My first Vinitaly was 40 years ago, and it opened a world unto me that I didn’t know of. Imagine everyone who is involved in the Italian wine industry, which I adored then, under one roof (or in the case of Vinitaly, many roofs). It was a dream. It still is for many people, old and new. The energy of thousands of souls rowing together is a fantastic feeling. As well, to see people in one place without having to drive all over Italy is a boon to the time-deprived sommelier, wholesaler, p.r. person, retailer or importer. Read my lips: Vinitaly is good.

Well, most of it is. There is still some underlying corruption and mysterious allocating of European funds with regards to Vinitaly and Veronafiere that are winding their way around the courts in Italy




But that’s for the judges and courts to deliberate upon. Eventually the corrupt elements that hover around Vinitaly will be exposed and prosecuted, hopefully. There’s a lot of money in and around Italian wine and it doesn’t just attract the wine lovers and enthusiasts. Unfortunately, it also draws the con men (and women) to their juicy nectars as well. But, as one Italy watcher noted, “The powers that be hate scrutiny and embarrassment.” Indeed. 

That said, ultimately what propels Italian wine is greater market share and increases in sales. And while we’ve all been through the Covid hiccup, that seems to be rebounding for Italian wine. It still is a value, and a quality wine. People feel comfort in Italian food and the wine accompanies those emotions. So, we’re in for a good run in the future for Italian wine, this I am certain of. Now, we all just need to do our part. And it starts with opening up some bottles and proceeding.

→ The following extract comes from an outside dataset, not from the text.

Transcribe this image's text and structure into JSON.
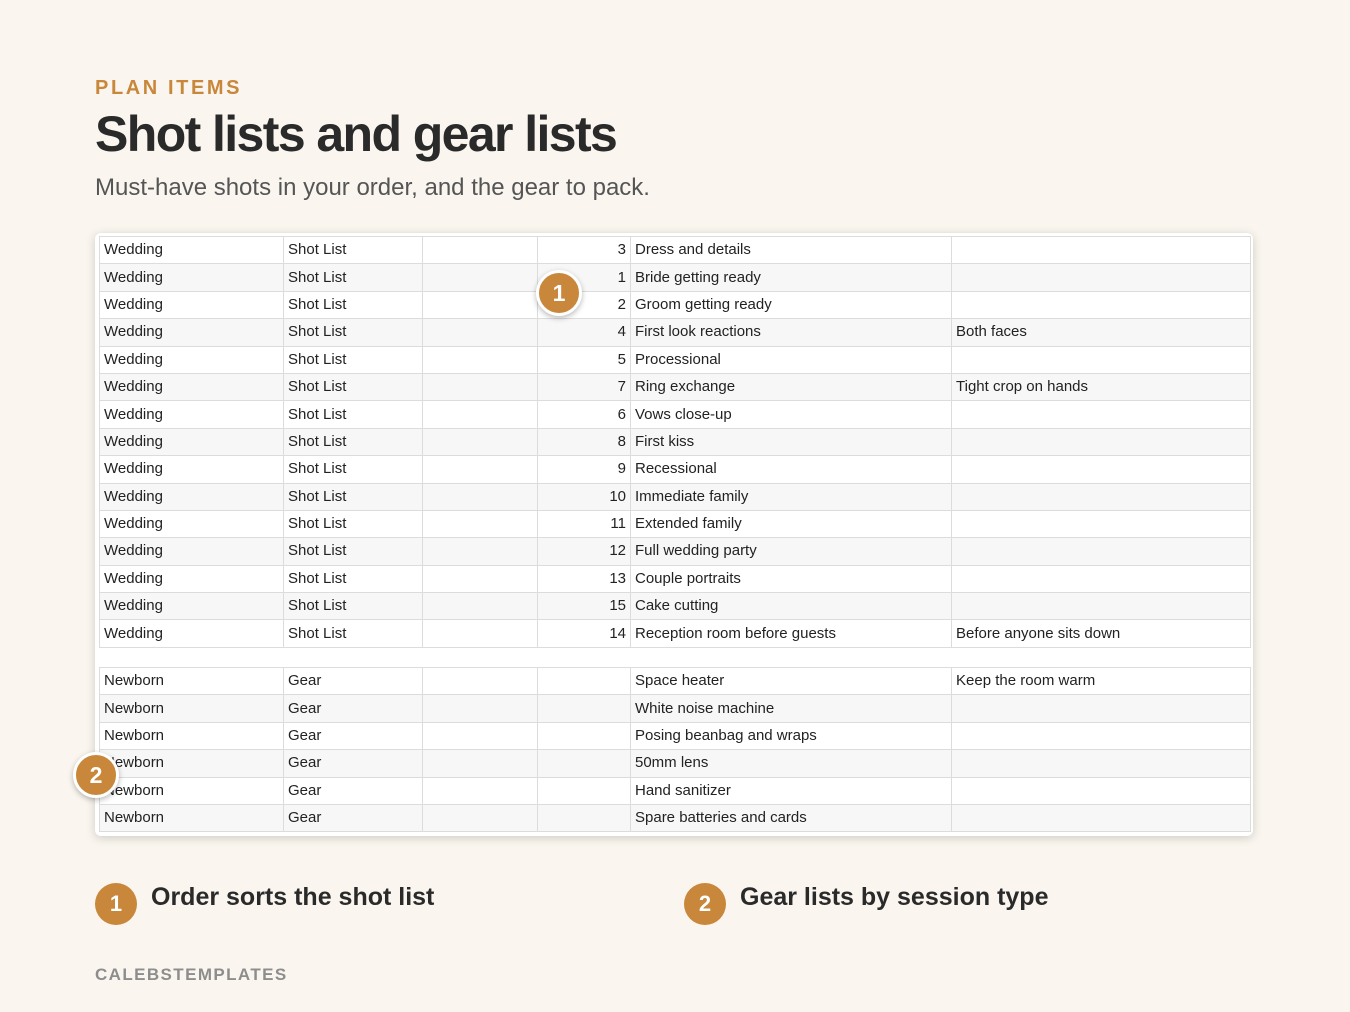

wine blog +  Italian wine blog + Italy W
Real Time Analytics